Web page and app entries
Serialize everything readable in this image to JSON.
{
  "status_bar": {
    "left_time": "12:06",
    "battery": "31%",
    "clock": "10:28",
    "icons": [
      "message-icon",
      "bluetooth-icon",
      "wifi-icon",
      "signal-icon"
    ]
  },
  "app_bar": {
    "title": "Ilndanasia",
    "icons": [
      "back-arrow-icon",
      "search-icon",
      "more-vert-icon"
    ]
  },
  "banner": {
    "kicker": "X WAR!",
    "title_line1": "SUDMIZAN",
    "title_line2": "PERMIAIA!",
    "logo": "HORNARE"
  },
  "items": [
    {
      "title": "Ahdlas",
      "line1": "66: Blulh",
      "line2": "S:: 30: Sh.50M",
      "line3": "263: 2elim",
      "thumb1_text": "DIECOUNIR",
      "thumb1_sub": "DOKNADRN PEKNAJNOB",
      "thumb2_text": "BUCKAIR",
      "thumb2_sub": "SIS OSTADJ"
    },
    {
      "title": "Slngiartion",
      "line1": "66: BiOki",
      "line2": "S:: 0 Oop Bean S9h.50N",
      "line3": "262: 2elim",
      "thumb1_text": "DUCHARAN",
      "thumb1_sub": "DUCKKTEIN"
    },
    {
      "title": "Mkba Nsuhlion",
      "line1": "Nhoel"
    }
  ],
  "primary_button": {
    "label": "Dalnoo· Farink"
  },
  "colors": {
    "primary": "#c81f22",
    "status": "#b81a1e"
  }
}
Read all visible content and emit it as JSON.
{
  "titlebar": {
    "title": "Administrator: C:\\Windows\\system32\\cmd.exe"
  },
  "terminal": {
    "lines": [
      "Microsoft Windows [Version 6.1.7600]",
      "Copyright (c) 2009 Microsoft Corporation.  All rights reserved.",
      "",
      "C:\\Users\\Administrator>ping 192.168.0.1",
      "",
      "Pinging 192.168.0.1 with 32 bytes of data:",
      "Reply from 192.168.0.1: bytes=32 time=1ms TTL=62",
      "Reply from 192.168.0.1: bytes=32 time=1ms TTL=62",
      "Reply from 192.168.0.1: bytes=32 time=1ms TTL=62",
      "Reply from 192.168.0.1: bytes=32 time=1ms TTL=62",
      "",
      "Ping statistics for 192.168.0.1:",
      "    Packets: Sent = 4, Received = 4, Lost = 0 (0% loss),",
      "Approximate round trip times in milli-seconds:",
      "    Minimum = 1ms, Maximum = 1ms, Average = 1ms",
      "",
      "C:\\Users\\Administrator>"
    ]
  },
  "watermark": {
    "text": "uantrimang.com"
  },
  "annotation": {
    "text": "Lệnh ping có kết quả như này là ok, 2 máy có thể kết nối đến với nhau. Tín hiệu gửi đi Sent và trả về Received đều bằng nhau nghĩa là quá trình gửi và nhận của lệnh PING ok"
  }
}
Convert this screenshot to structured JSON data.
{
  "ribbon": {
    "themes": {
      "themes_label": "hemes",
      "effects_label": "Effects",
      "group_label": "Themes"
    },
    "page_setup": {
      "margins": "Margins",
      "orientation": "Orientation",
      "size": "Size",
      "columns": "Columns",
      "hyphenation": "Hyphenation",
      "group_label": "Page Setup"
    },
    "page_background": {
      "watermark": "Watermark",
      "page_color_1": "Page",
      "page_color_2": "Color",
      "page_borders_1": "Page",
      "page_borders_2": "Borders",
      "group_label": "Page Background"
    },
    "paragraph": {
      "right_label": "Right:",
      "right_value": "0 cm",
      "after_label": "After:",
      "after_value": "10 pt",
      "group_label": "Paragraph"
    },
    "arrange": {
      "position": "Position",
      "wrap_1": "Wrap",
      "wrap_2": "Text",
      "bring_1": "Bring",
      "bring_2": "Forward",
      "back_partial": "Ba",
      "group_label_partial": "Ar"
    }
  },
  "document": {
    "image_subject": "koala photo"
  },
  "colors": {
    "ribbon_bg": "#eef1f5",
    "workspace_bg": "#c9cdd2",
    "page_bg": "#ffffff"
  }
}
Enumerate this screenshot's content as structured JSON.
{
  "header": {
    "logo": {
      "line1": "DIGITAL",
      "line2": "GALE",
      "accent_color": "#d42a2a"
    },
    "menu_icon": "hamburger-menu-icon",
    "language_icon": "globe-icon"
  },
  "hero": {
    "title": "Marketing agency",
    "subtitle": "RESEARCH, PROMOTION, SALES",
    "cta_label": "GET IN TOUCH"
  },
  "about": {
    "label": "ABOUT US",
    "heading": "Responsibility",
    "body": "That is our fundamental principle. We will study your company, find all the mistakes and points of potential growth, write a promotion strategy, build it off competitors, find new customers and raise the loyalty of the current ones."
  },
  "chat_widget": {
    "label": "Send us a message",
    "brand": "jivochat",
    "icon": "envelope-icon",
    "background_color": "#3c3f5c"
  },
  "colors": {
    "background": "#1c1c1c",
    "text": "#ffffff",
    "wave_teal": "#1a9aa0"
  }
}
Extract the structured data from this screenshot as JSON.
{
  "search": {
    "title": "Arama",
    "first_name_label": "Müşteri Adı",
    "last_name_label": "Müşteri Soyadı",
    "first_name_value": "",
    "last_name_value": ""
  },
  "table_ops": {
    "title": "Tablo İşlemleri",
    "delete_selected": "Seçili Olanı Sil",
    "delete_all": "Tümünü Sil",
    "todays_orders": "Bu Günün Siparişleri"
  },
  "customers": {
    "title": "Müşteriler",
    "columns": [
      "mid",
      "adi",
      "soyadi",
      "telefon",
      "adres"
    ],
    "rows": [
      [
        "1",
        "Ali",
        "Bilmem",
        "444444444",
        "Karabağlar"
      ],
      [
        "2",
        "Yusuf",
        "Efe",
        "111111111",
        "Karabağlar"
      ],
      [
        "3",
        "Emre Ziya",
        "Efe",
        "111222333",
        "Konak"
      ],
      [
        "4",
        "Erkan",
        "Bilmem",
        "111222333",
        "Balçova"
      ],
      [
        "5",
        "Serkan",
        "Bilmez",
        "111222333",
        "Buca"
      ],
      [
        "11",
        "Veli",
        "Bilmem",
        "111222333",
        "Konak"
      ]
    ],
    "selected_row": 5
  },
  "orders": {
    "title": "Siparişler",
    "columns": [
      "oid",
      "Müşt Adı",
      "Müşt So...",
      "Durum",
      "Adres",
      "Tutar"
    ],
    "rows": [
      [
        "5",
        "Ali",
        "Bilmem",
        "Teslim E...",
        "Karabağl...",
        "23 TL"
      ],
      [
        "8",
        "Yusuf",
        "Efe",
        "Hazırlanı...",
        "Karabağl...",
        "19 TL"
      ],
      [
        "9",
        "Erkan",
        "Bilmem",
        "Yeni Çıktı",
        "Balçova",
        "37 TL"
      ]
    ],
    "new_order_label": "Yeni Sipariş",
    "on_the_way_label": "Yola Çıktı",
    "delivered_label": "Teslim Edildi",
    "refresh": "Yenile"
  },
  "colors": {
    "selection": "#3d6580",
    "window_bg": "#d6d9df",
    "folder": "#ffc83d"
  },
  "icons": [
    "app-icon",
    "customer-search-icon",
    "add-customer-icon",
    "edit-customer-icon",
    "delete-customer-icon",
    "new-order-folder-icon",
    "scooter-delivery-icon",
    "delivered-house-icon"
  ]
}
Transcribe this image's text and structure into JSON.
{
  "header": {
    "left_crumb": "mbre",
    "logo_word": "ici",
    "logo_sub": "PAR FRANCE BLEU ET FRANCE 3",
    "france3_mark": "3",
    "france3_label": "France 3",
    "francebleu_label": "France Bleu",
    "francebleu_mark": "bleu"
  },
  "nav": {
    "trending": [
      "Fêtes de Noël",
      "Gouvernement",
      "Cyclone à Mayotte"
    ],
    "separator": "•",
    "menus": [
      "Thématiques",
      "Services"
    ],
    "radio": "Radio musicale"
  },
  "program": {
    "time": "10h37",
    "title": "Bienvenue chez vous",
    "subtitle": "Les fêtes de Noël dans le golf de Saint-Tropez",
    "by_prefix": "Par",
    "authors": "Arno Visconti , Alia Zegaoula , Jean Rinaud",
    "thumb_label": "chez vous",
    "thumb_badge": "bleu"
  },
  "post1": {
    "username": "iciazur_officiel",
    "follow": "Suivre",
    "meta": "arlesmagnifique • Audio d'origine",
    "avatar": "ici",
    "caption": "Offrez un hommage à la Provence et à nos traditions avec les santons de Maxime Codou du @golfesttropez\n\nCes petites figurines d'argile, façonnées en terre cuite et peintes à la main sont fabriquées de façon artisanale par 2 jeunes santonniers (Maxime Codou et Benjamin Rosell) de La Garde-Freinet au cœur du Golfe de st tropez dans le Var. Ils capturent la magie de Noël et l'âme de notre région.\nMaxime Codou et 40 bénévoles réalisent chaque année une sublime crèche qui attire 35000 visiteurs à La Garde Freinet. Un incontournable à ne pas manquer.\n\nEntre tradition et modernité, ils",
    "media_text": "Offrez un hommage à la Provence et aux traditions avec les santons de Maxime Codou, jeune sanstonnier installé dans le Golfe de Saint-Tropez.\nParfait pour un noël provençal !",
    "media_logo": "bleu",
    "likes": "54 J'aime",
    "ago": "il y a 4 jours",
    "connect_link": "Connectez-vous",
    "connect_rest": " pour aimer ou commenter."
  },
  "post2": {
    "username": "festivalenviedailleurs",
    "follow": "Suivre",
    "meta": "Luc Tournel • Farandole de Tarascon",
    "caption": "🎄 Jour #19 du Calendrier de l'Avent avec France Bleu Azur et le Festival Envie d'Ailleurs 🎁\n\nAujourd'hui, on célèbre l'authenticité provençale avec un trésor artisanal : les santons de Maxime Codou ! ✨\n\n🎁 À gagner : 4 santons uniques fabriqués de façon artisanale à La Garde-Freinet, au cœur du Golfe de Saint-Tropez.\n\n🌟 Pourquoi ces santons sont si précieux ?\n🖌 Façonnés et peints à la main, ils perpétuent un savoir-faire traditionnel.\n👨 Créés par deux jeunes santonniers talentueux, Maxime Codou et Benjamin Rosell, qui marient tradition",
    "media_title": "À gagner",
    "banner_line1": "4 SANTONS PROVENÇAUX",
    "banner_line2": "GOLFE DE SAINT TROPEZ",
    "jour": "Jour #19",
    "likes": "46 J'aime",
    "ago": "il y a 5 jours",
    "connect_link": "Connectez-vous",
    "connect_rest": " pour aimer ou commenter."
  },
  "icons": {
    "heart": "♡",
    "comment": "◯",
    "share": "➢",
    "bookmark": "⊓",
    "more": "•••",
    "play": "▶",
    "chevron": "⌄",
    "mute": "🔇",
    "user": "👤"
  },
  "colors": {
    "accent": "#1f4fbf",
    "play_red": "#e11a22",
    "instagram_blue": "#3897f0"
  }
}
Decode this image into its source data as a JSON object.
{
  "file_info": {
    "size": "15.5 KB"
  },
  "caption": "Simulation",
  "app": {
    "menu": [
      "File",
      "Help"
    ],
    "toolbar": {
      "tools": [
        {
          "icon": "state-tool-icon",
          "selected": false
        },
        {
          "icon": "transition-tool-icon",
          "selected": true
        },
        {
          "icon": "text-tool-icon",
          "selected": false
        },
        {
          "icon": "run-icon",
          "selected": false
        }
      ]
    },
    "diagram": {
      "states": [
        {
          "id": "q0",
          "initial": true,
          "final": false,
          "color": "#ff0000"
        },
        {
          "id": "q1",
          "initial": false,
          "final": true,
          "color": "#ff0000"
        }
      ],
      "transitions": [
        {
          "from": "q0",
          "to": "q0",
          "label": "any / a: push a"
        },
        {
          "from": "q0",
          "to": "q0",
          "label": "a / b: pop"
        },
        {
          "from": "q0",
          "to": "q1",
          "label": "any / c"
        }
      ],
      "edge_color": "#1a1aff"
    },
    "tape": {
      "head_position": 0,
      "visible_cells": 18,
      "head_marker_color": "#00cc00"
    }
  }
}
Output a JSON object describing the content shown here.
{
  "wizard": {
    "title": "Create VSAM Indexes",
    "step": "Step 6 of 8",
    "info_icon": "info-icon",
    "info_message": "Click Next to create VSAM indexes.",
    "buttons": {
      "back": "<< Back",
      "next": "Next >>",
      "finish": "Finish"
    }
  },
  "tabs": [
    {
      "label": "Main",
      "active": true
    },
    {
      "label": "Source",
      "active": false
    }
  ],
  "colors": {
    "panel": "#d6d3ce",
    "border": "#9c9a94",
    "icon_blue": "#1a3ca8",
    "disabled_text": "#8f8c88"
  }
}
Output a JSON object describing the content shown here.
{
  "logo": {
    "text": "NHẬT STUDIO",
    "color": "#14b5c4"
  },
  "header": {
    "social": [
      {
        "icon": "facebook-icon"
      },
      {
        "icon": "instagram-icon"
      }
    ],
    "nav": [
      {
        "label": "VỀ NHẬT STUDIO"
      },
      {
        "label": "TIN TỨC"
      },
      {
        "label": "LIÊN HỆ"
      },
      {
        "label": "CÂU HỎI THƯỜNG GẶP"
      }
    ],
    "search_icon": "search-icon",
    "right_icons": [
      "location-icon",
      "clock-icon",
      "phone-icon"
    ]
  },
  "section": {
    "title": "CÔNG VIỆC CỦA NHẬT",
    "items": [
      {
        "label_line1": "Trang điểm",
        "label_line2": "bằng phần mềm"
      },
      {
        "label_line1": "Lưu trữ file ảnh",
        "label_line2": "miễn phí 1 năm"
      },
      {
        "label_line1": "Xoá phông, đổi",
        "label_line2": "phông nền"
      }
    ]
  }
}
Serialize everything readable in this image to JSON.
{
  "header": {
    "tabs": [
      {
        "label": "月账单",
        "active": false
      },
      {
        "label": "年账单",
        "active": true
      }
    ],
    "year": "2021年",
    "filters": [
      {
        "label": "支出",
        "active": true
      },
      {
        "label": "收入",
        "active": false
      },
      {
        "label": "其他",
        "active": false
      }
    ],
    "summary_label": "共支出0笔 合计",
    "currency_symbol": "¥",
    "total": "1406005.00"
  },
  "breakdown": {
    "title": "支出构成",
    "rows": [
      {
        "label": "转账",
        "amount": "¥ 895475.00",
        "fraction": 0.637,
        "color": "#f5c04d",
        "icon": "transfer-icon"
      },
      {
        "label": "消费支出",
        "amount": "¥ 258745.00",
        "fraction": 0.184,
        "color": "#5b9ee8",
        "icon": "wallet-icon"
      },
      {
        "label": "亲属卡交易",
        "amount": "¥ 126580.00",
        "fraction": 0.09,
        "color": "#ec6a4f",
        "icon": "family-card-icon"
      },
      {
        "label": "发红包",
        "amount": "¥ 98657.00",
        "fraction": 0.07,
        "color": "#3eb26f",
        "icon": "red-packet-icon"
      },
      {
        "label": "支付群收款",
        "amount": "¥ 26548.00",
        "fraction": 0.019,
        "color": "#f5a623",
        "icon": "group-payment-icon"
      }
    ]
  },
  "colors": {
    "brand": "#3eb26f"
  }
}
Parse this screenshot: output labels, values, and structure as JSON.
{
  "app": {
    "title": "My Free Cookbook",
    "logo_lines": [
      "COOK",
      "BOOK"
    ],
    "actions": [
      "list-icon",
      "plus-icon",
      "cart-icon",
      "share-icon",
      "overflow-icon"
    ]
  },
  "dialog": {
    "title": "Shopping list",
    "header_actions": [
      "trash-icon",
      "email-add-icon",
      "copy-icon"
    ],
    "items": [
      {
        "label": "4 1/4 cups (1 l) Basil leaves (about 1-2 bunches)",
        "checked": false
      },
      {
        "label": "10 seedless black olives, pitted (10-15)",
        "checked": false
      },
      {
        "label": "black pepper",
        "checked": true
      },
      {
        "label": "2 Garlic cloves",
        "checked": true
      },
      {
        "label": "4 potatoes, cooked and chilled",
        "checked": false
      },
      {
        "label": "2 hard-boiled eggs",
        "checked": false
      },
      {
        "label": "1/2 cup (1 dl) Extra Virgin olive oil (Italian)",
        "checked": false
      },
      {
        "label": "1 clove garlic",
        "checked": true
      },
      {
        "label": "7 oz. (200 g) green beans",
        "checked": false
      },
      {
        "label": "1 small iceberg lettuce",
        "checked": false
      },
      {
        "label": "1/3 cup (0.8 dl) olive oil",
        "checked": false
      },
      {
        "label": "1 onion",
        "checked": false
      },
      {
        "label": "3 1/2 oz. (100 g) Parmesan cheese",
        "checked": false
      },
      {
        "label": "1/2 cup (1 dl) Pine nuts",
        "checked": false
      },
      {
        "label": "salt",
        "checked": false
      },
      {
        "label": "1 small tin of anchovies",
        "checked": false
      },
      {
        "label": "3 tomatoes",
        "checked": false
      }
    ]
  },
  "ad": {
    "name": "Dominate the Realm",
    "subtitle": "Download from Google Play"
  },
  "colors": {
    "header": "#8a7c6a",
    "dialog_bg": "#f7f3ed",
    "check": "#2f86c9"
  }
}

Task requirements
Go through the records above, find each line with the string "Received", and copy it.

Task solution
      "    Packets: Sent = 4, Received = 4, Lost = 0 (0% loss),",
    "text": "Lệnh ping có kết quả như này là ok, 2 máy có thể kết nối đến với nhau. Tín hiệu gửi đi Sent và trả về Received đều bằng nhau nghĩa là quá trình gửi và nhận của lệnh PING ok"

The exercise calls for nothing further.